medications for this purpose are amitriptyline and prazosin, a muscle
relaxant. One cat who was given prazosin for six weeks managed to pass the
stones and lived for a further 20 months, see
Extracorporeal shock wave
lithotripsy uses shock waves to smash the stones so they can be passed.
This works well in humans, but can be difficult to perform in cats because of their small size. However, a small number of facilities in the USA do now offer this
treatment. It is only suitable if the stones are large enough to be seen
In one or two centres in
the USA, a stent (a tube which by-passes the ureter) can be inserted.
The stones can then be passed through the stent. The success rate is
approximately 94%, and the stent can remain in place for years.
In about 5% of
cases, the stent moves, but it can usually be repositioned.
This is a
relatively new microsurgery which was pioneered at the Animal Medical
Center in New York City. It consists of a tube within a tube surrounded by
mesh. Although the tube may fill up with kidney stones, the urine should
still be able to flow through the mesh. The tube also contains an access
point in the abdomen which can be easily accessed later under sedation
only. If the cat survives the initial surgery to fit the tube, the prognosis is good.
The surgery is
now available at a small number of centres in the USA, Canada, UK, France,
Switzerland, Italy and France. One member of
Tanya's CKD Support Group
had this surgery performed on her cat in the USA in early 2012. She paid US$2000 for
the tube. Surgery costs are an additional US$4000 - 6000.
A number of
possible surgeries are available, such as opening up the kidney and
removing the stones. This is very expensive
(it costs several thousand dollars) and invasive. It has a relatively high mortality rate,
and the stones often recur. In almost all cases, a stent or a subcutaneous
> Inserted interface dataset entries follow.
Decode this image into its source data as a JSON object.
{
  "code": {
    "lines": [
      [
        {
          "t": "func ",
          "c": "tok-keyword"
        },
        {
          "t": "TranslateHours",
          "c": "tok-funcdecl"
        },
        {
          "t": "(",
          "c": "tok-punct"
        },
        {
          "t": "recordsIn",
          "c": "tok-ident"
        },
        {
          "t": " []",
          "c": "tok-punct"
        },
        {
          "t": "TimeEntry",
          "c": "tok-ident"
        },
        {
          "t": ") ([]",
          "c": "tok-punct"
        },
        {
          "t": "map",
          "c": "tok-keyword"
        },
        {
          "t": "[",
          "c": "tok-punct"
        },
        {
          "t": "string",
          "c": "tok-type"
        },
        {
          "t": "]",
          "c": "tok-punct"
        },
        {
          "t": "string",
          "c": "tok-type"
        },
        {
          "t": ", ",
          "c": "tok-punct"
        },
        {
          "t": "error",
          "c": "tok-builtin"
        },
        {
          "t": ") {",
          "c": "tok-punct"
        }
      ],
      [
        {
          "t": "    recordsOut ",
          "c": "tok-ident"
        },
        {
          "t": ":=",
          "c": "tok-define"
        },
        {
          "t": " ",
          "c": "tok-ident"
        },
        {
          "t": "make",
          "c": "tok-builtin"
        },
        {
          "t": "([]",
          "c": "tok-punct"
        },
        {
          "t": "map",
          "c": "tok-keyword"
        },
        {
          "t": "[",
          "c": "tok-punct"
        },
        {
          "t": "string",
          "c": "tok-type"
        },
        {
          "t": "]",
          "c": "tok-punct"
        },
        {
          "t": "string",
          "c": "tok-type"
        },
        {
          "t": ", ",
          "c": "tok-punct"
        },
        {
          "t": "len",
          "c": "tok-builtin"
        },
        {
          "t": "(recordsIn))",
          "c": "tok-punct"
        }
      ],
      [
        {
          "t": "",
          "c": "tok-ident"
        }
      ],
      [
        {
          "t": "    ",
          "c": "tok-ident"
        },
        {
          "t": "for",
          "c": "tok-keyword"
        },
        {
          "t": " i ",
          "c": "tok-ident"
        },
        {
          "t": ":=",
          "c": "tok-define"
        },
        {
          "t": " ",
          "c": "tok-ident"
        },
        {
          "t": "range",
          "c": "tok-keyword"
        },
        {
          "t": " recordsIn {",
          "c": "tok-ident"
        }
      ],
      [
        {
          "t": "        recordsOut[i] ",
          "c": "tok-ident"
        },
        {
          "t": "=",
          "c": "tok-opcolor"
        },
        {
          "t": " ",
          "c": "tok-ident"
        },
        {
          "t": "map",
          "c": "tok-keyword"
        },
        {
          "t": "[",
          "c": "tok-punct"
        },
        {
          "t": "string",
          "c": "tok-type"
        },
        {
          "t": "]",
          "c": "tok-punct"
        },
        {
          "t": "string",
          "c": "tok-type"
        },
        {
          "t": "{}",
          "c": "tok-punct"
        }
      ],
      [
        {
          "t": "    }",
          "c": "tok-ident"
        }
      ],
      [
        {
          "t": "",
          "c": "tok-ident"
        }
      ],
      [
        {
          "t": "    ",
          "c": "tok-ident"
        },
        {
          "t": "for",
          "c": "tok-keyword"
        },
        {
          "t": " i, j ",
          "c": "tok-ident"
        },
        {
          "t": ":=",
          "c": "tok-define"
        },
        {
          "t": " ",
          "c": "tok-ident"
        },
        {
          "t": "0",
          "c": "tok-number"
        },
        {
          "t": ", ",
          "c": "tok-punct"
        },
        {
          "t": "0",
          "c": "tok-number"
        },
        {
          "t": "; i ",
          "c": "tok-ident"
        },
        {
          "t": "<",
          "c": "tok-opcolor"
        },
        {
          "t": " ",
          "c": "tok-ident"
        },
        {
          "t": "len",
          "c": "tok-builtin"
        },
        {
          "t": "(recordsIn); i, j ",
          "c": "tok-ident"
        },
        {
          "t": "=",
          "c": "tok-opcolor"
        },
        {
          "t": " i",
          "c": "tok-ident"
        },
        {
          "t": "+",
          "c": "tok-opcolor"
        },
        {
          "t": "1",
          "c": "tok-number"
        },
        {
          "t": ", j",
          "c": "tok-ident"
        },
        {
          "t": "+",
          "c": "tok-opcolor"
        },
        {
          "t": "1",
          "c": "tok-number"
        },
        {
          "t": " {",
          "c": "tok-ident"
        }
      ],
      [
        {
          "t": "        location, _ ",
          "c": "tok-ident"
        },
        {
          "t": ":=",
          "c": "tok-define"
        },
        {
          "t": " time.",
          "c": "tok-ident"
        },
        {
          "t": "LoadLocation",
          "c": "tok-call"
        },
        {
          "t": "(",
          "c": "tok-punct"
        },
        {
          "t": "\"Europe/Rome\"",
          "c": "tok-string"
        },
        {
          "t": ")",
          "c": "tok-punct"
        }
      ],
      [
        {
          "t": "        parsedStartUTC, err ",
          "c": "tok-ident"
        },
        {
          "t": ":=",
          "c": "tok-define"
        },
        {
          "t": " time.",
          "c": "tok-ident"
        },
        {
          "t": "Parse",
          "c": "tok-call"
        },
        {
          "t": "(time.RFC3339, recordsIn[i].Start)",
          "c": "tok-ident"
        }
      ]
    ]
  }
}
ureteral bypass would be a better choice.
is a dietary supplement for humans made from activated couch grass
(Agropyron repens). It is said to help dissolve calcium oxalate stones. It
has apparently undergone trials in humans in Cuba and Romania. It is not
approved for cats, though I did hear from one lady whose vet decided to
use it as a last ditch attempt to help her cat. As always, do not use this
product without your vet's approval.
Some cats have the opposite problem of struvite
crystals, which are formed when the cat's urine is too alkaline. Harpsie's
Website has some information about this
condition, which is often known as Feline Lower Urinary Tract Disease or